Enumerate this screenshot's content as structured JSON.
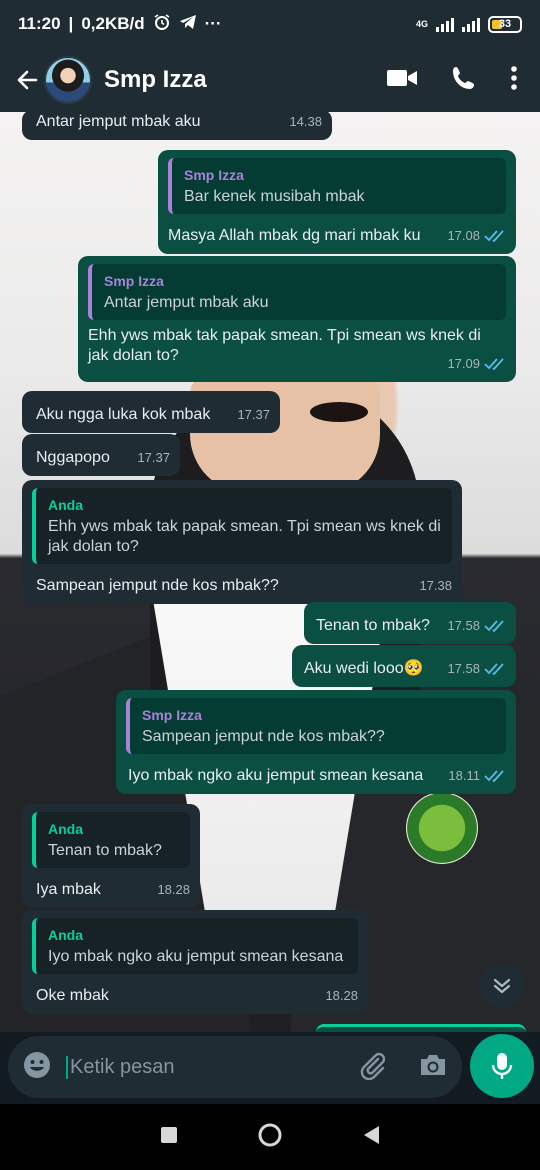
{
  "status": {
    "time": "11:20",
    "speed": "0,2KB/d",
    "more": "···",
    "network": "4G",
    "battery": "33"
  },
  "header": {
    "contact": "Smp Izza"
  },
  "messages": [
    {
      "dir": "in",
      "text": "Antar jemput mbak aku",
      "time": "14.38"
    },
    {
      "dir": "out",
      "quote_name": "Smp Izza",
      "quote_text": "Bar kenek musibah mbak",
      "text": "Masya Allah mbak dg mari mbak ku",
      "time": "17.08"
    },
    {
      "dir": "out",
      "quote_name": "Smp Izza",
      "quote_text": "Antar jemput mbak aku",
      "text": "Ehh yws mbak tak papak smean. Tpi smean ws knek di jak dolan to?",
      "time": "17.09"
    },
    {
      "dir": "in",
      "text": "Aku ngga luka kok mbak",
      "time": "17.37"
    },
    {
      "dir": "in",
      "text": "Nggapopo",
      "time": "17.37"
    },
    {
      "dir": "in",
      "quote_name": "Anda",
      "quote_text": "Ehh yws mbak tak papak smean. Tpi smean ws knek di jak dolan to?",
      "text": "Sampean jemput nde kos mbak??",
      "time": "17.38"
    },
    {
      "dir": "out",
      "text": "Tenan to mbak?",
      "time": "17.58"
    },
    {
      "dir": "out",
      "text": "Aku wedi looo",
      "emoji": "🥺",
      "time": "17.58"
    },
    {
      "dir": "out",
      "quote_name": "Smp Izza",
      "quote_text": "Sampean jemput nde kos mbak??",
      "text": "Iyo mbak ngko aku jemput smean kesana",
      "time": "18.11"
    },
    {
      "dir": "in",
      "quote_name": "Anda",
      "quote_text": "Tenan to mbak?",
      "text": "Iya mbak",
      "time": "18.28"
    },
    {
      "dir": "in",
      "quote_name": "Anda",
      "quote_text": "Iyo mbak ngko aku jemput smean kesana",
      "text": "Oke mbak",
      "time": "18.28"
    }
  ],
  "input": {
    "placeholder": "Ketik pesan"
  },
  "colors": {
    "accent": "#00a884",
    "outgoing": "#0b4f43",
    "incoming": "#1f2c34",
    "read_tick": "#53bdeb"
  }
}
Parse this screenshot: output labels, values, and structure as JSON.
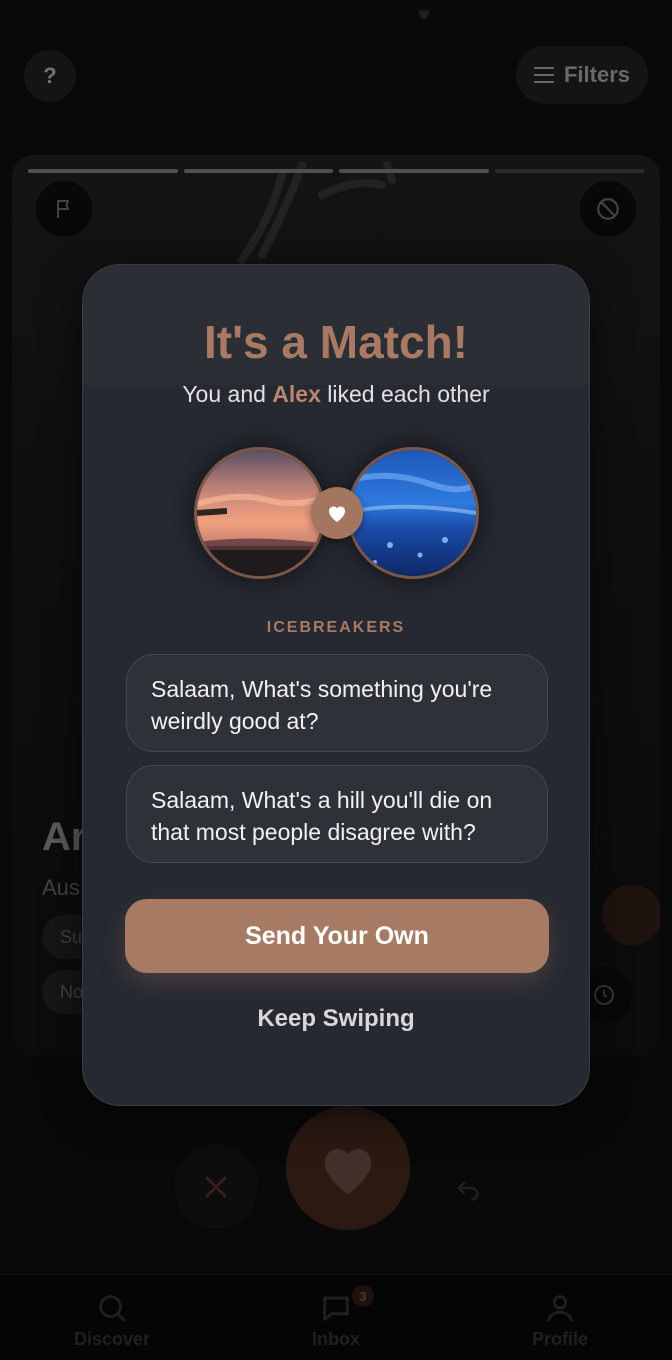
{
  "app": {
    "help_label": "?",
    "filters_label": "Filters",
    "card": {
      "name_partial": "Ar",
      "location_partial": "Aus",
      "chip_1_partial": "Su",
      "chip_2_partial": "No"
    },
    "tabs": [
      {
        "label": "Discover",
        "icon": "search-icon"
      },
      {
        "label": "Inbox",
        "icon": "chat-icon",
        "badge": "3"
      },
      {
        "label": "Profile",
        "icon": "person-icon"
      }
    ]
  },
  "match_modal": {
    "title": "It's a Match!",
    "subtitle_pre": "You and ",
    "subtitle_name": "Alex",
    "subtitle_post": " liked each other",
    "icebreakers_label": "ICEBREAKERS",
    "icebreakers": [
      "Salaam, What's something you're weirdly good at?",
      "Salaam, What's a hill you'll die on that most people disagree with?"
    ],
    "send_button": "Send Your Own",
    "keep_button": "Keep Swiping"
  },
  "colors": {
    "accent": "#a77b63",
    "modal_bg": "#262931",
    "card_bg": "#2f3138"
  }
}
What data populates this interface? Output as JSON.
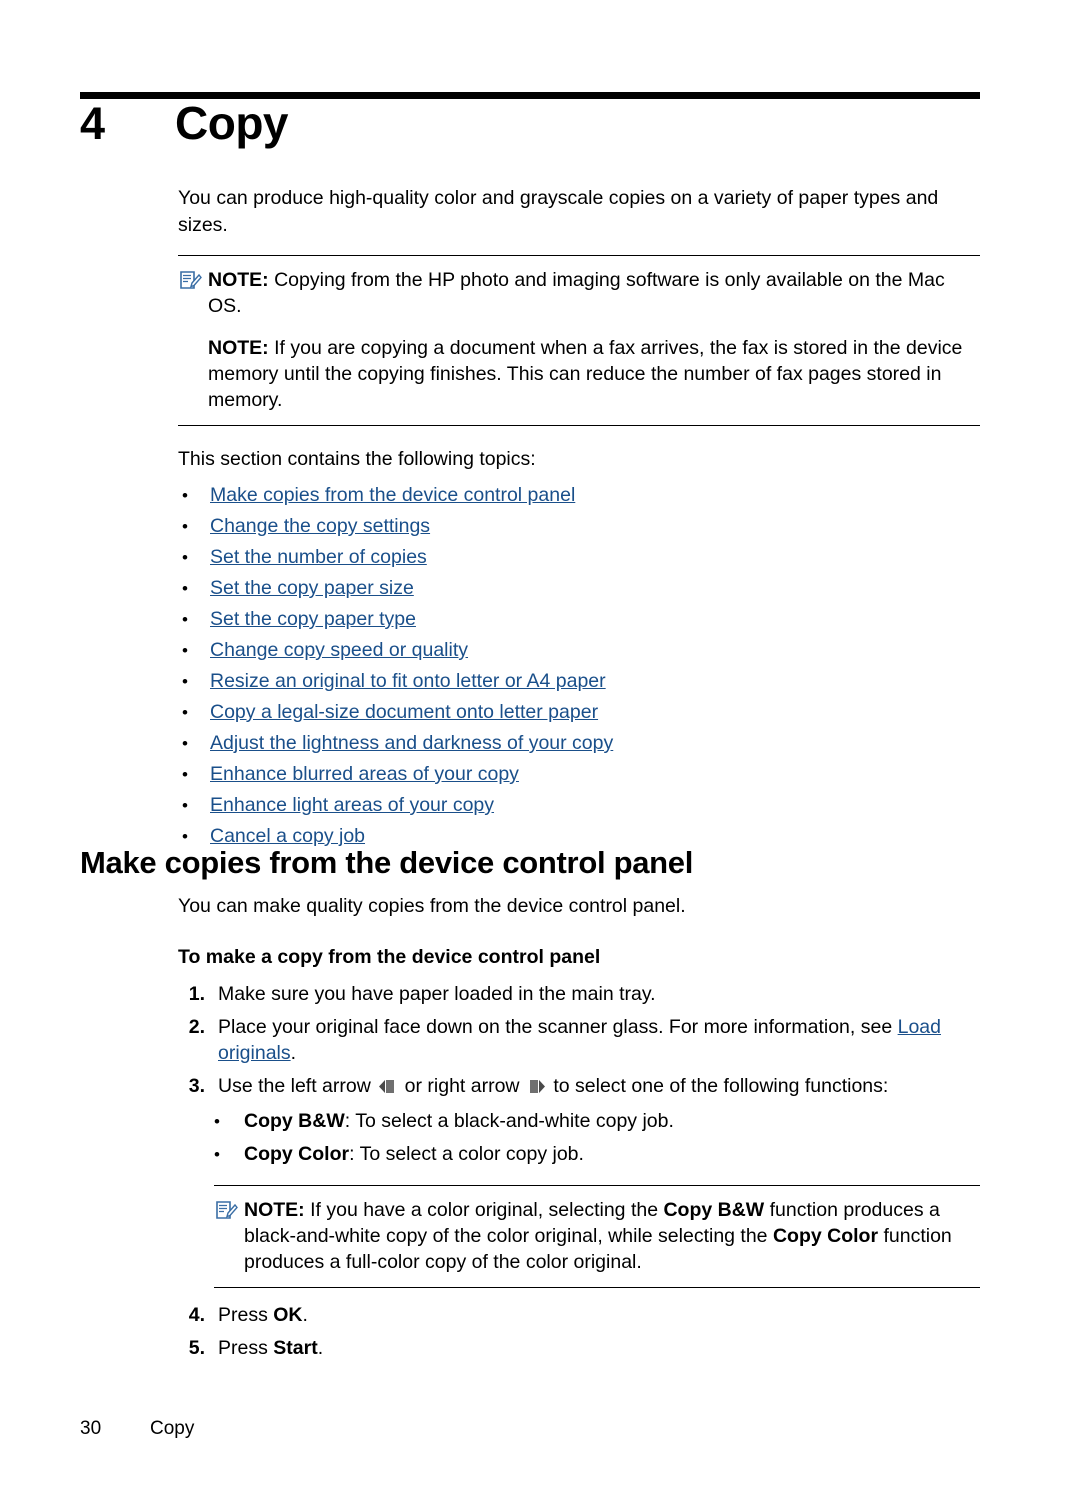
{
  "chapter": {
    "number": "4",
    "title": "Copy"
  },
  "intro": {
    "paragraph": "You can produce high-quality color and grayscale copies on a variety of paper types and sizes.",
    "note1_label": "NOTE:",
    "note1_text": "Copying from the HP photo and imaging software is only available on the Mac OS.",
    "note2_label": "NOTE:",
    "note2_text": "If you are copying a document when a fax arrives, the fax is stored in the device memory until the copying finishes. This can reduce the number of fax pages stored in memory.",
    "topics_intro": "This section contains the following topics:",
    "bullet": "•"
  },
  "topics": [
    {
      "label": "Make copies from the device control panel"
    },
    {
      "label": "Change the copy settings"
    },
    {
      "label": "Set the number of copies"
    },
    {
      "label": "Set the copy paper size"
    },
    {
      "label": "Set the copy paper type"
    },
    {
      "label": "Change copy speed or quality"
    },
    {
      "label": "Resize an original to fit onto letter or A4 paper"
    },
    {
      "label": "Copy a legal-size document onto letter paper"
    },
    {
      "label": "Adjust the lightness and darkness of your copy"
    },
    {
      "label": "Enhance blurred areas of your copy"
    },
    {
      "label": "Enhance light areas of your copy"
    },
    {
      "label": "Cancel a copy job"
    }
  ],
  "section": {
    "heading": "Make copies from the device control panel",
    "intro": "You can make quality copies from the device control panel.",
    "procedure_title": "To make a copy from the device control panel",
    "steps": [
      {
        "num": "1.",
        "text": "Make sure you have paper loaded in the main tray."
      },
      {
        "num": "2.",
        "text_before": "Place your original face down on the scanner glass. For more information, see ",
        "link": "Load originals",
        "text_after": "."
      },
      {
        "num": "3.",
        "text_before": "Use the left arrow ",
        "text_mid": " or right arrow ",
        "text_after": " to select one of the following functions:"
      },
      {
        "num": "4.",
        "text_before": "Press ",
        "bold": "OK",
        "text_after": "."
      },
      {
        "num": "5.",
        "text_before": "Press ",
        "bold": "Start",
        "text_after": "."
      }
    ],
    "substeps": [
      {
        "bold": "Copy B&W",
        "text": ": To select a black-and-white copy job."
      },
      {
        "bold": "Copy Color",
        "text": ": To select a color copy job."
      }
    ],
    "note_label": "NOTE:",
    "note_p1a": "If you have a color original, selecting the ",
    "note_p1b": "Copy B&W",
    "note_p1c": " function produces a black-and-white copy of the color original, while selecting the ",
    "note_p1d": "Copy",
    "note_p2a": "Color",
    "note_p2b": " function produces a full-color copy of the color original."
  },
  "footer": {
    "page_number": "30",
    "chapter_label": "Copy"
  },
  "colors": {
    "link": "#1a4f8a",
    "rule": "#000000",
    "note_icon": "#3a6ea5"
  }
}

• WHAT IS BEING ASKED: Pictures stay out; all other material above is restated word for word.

• PROBLEM SOLUTION:
Enumerate this screenshot's content as structured JSON.
{
  "status": {
    "time": "11:20",
    "speed": "0,2KB/d",
    "more": "···",
    "network": "4G",
    "battery": "33"
  },
  "header": {
    "contact": "Smp Izza"
  },
  "messages": [
    {
      "dir": "in",
      "text": "Antar jemput mbak aku",
      "time": "14.38"
    },
    {
      "dir": "out",
      "quote_name": "Smp Izza",
      "quote_text": "Bar kenek musibah mbak",
      "text": "Masya Allah mbak dg mari mbak ku",
      "time": "17.08"
    },
    {
      "dir": "out",
      "quote_name": "Smp Izza",
      "quote_text": "Antar jemput mbak aku",
      "text": "Ehh yws mbak tak papak smean. Tpi smean ws knek di jak dolan to?",
      "time": "17.09"
    },
    {
      "dir": "in",
      "text": "Aku ngga luka kok mbak",
      "time": "17.37"
    },
    {
      "dir": "in",
      "text": "Nggapopo",
      "time": "17.37"
    },
    {
      "dir": "in",
      "quote_name": "Anda",
      "quote_text": "Ehh yws mbak tak papak smean. Tpi smean ws knek di jak dolan to?",
      "text": "Sampean jemput nde kos mbak??",
      "time": "17.38"
    },
    {
      "dir": "out",
      "text": "Tenan to mbak?",
      "time": "17.58"
    },
    {
      "dir": "out",
      "text": "Aku wedi looo",
      "emoji": "🥺",
      "time": "17.58"
    },
    {
      "dir": "out",
      "quote_name": "Smp Izza",
      "quote_text": "Sampean jemput nde kos mbak??",
      "text": "Iyo mbak ngko aku jemput smean kesana",
      "time": "18.11"
    },
    {
      "dir": "in",
      "quote_name": "Anda",
      "quote_text": "Tenan to mbak?",
      "text": "Iya mbak",
      "time": "18.28"
    },
    {
      "dir": "in",
      "quote_name": "Anda",
      "quote_text": "Iyo mbak ngko aku jemput smean kesana",
      "text": "Oke mbak",
      "time": "18.28"
    }
  ],
  "input": {
    "placeholder": "Ketik pesan"
  },
  "colors": {
    "accent": "#00a884",
    "outgoing": "#0b4f43",
    "incoming": "#1f2c34",
    "read_tick": "#53bdeb"
  }
}
Parse this screenshot: output labels, values, and structure as JSON.
{
  "app": {
    "help_label": "?",
    "filters_label": "Filters",
    "card": {
      "name_partial": "Ar",
      "location_partial": "Aus",
      "chip_1_partial": "Su",
      "chip_2_partial": "No"
    },
    "tabs": [
      {
        "label": "Discover",
        "icon": "search-icon"
      },
      {
        "label": "Inbox",
        "icon": "chat-icon",
        "badge": "3"
      },
      {
        "label": "Profile",
        "icon": "person-icon"
      }
    ]
  },
  "match_modal": {
    "title": "It's a Match!",
    "subtitle_pre": "You and ",
    "subtitle_name": "Alex",
    "subtitle_post": " liked each other",
    "icebreakers_label": "ICEBREAKERS",
    "icebreakers": [
      "Salaam, What's something you're weirdly good at?",
      "Salaam, What's a hill you'll die on that most people disagree with?"
    ],
    "send_button": "Send Your Own",
    "keep_button": "Keep Swiping"
  },
  "colors": {
    "accent": "#a77b63",
    "modal_bg": "#262931",
    "card_bg": "#2f3138"
  }
}
What data populates this interface? Output as JSON.
{
  "chapter": {
    "number": "4",
    "title": "Copy"
  },
  "intro": {
    "paragraph": "You can produce high-quality color and grayscale copies on a variety of paper types and sizes.",
    "note1_label": "NOTE:",
    "note1_text": "Copying from the HP photo and imaging software is only available on the Mac OS.",
    "note2_label": "NOTE:",
    "note2_text": "If you are copying a document when a fax arrives, the fax is stored in the device memory until the copying finishes. This can reduce the number of fax pages stored in memory.",
    "topics_intro": "This section contains the following topics:",
    "bullet": "•"
  },
  "topics": [
    {
      "label": "Make copies from the device control panel"
    },
    {
      "label": "Change the copy settings"
    },
    {
      "label": "Set the number of copies"
    },
    {
      "label": "Set the copy paper size"
    },
    {
      "label": "Set the copy paper type"
    },
    {
      "label": "Change copy speed or quality"
    },
    {
      "label": "Resize an original to fit onto letter or A4 paper"
    },
    {
      "label": "Copy a legal-size document onto letter paper"
    },
    {
      "label": "Adjust the lightness and darkness of your copy"
    },
    {
      "label": "Enhance blurred areas of your copy"
    },
    {
      "label": "Enhance light areas of your copy"
    },
    {
      "label": "Cancel a copy job"
    }
  ],
  "section": {
    "heading": "Make copies from the device control panel",
    "intro": "You can make quality copies from the device control panel.",
    "procedure_title": "To make a copy from the device control panel",
    "steps": [
      {
        "num": "1.",
        "text": "Make sure you have paper loaded in the main tray."
      },
      {
        "num": "2.",
        "text_before": "Place your original face down on the scanner glass. For more information, see ",
        "link": "Load originals",
        "text_after": "."
      },
      {
        "num": "3.",
        "text_before": "Use the left arrow ",
        "text_mid": " or right arrow ",
        "text_after": " to select one of the following functions:"
      },
      {
        "num": "4.",
        "text_before": "Press ",
        "bold": "OK",
        "text_after": "."
      },
      {
        "num": "5.",
        "text_before": "Press ",
        "bold": "Start",
        "text_after": "."
      }
    ],
    "substeps": [
      {
        "bold": "Copy B&W",
        "text": ": To select a black-and-white copy job."
      },
      {
        "bold": "Copy Color",
        "text": ": To select a color copy job."
      }
    ],
    "note_label": "NOTE:",
    "note_p1a": "If you have a color original, selecting the ",
    "note_p1b": "Copy B&W",
    "note_p1c": " function produces a black-and-white copy of the color original, while selecting the ",
    "note_p1d": "Copy",
    "note_p2a": "Color",
    "note_p2b": " function produces a full-color copy of the color original."
  },
  "footer": {
    "page_number": "30",
    "chapter_label": "Copy"
  },
  "colors": {
    "link": "#1a4f8a",
    "rule": "#000000",
    "note_icon": "#3a6ea5"
  }
}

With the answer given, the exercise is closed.